Liquid-phase lubrication is a type of lubrication system with many varieties in the industrial field. This type of lubrication system is effective for high-speed and high-load conditions in the industry because of the advantages of forming a special protective film, low friction, and low energy consumption. Liquid-phase lubrication can generally be divided into oil-based lubrication and water-based lubrication, and it can convert external friction between two moving surfaces into internal friction between protective films, thereby separating the two moving surfaces and reducing friction. In general, liquid-phase lubrication is the most widely used in traditional industrial fields such as construction machinery, steel, and automobiles. The advantages are that not only can the friction and heat of the equipment be reduced, but also its safety and reliability can be improved.
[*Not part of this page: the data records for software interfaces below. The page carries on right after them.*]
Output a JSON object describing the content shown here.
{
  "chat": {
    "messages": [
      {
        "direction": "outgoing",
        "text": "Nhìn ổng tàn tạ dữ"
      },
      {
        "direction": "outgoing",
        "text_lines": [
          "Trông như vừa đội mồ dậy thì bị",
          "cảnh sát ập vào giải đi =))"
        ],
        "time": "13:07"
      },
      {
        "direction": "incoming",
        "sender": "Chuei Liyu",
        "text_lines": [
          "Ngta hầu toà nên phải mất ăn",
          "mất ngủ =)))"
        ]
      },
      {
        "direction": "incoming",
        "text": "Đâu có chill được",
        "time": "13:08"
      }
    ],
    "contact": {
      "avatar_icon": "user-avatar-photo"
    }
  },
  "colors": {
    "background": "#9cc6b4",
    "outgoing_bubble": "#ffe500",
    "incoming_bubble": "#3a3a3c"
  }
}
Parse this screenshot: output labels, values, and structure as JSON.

Graphite is a common standard for lubrication. However, when used in liquid-phase solution, there are many disadvantages limiting its lubrication properties. First, it is hardly possible to disperse steadily in liquid-phase solution. Second, it weakens the fluidity and reduces the lubrication performance of lubricants. Third, graphite is barely deposited on the rubbing surface, which confirms that graphite has difficulty entering the contact area and, consequently, forming a continuous protective film. By contrast, graphene can be stabilized by being modified with a surfactant or by chemical modification. Graphene easily forms protective deposited films to prevent the rubbing surfaces from coming into direct contact and thereby improves the entirely tribological behavior of the oil. Finally, during the sliding process, graphene with higher exfoliation easily forms to lamellar a protective film [61
]. Thus, graphene can be transported into the friction zone by the liquid flow. Two-dimensional materials can be used in a liquid-phase lubrication system. For instance, Song et al. [62
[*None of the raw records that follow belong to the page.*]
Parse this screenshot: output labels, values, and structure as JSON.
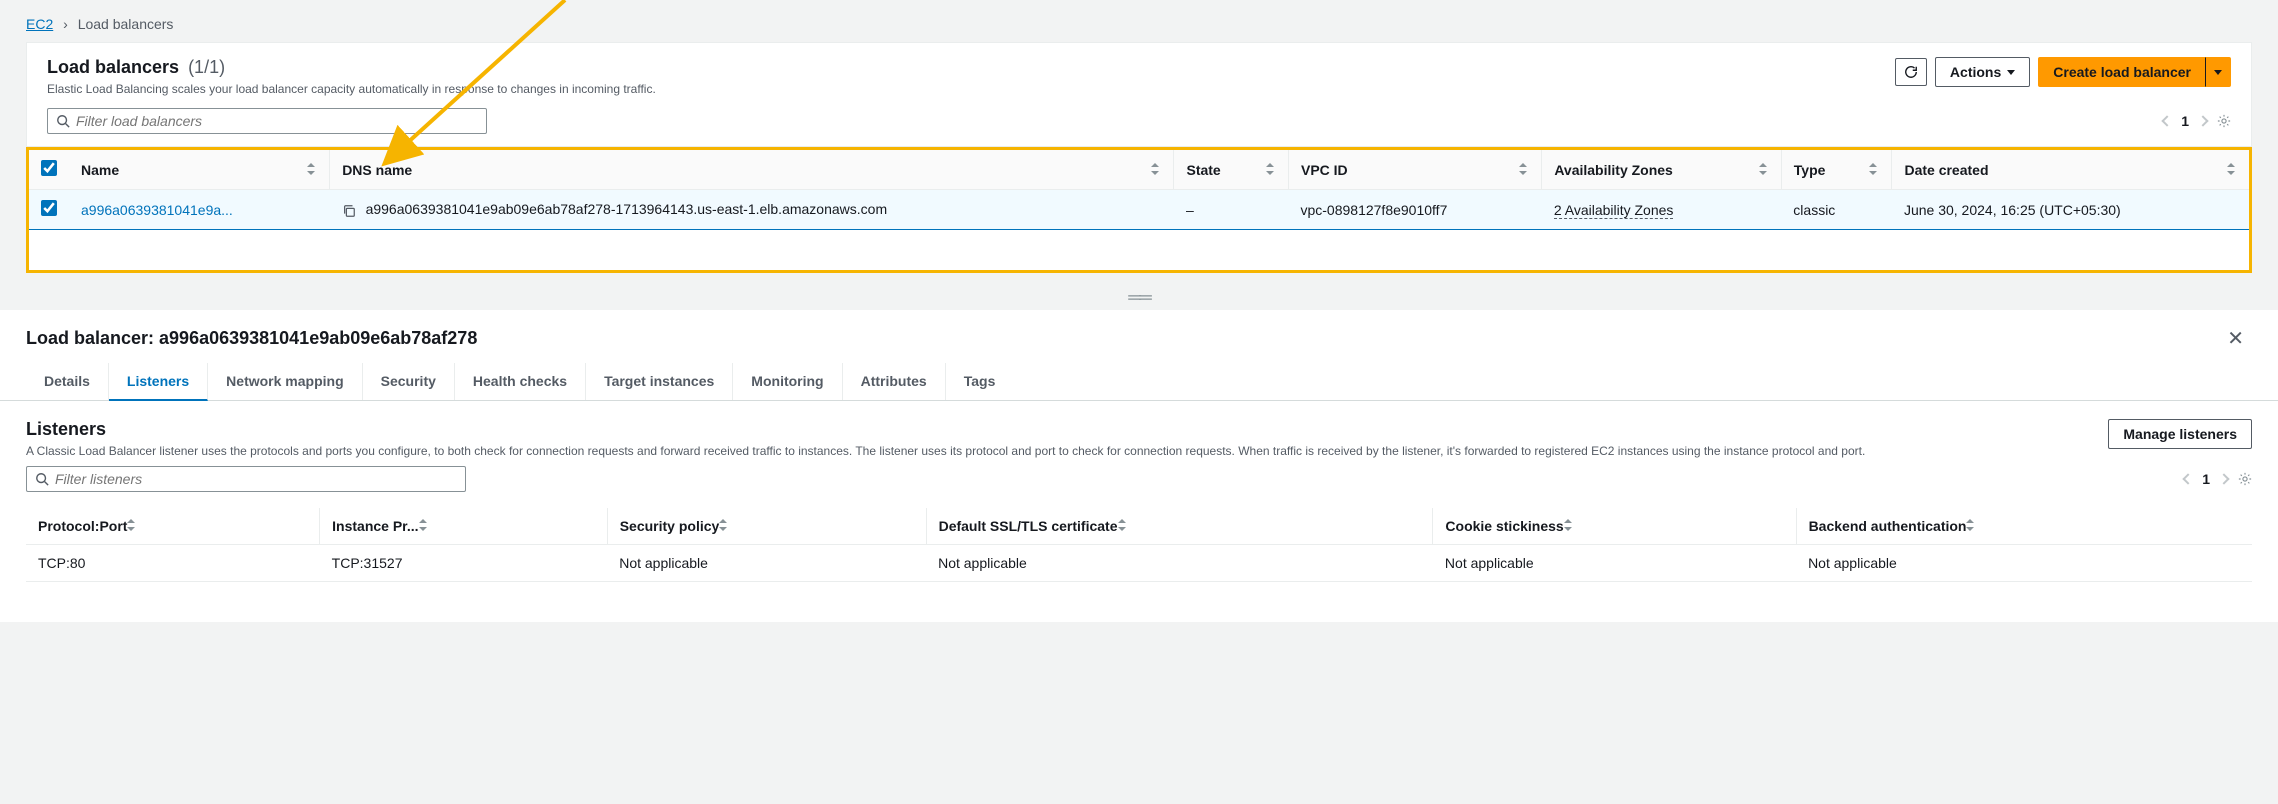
{
  "breadcrumb": {
    "root": "EC2",
    "current": "Load balancers"
  },
  "header": {
    "title": "Load balancers",
    "count": "(1/1)",
    "subtitle": "Elastic Load Balancing scales your load balancer capacity automatically in response to changes in incoming traffic.",
    "refresh_tooltip": "Refresh",
    "actions_label": "Actions",
    "create_label": "Create load balancer"
  },
  "filter": {
    "placeholder": "Filter load balancers"
  },
  "pager": {
    "page": "1"
  },
  "columns": {
    "name": "Name",
    "dns": "DNS name",
    "state": "State",
    "vpc": "VPC ID",
    "az": "Availability Zones",
    "type": "Type",
    "created": "Date created"
  },
  "rows": [
    {
      "name": "a996a0639381041e9a...",
      "dns": "a996a0639381041e9ab09e6ab78af278-1713964143.us-east-1.elb.amazonaws.com",
      "state": "–",
      "vpc": "vpc-0898127f8e9010ff7",
      "az": "2 Availability Zones",
      "type": "classic",
      "created": "June 30, 2024, 16:25 (UTC+05:30)"
    }
  ],
  "detail": {
    "prefix": "Load balancer: ",
    "name": "a996a0639381041e9ab09e6ab78af278",
    "tabs": [
      "Details",
      "Listeners",
      "Network mapping",
      "Security",
      "Health checks",
      "Target instances",
      "Monitoring",
      "Attributes",
      "Tags"
    ],
    "active_tab": "Listeners",
    "listeners": {
      "title": "Listeners",
      "desc": "A Classic Load Balancer listener uses the protocols and ports you configure, to both check for connection requests and forward received traffic to instances. The listener uses its protocol and port to check for connection requests. When traffic is received by the listener, it's forwarded to registered EC2 instances using the instance protocol and port.",
      "manage_label": "Manage listeners",
      "filter_placeholder": "Filter listeners",
      "page": "1",
      "cols": {
        "protoport": "Protocol:Port",
        "instance": "Instance Pr...",
        "secpol": "Security policy",
        "sslcert": "Default SSL/TLS certificate",
        "cookie": "Cookie stickiness",
        "backend": "Backend authentication"
      },
      "rows": [
        {
          "protoport": "TCP:80",
          "instance": "TCP:31527",
          "secpol": "Not applicable",
          "sslcert": "Not applicable",
          "cookie": "Not applicable",
          "backend": "Not applicable"
        }
      ]
    }
  }
}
] investigated the lubricating properties of graphene oxide (GO) as a water-based lubricant additive. Under a load of 60 N, the water-lubricated friction coefficient of GO with a mass fraction of 1% was 0.127. GO can easily enter the two contact surfaces and form a friction film on the contact surface to prevent direct contact of the steel balls. Chen et al. [63
] synthesized oil-soluble ultra-thin MoS2
sheets by the solvothermal method. These sheets effectively control the wear when the rated load reaches about 1 GPa. The mechanism of lubrication involves ultra-thin MoS2
sheets easily entering and adhering to the contact surface; such adherence helps smoothen the sliding interface. In addition, different 2D materials possess unique characteristics. For example, boron nitride maintains good lubricating properties at high temperatures [64
]. Nanometer-scale ultra-thin MoS2
can greatly improve the extreme pressure performance of lubricating oil [65
]. Therefore, the application of 2D materials as additives for liquid-phase lubrication can further increase the effective performance by improving the lubrication characteristics, which hold a broad prospect.
This review describes in detail the research results and advances in the use of 2D materials as additives to liquid-phase lubrication, such as lubricating oil and water lubrication systems, in terms of experimental content and lubricating properties, lubrication mechanism and influencing factors in recent years. Finally, the review summarizes the prospects and challenges amongst 2D materials in this field and proposes a series of feasible measures.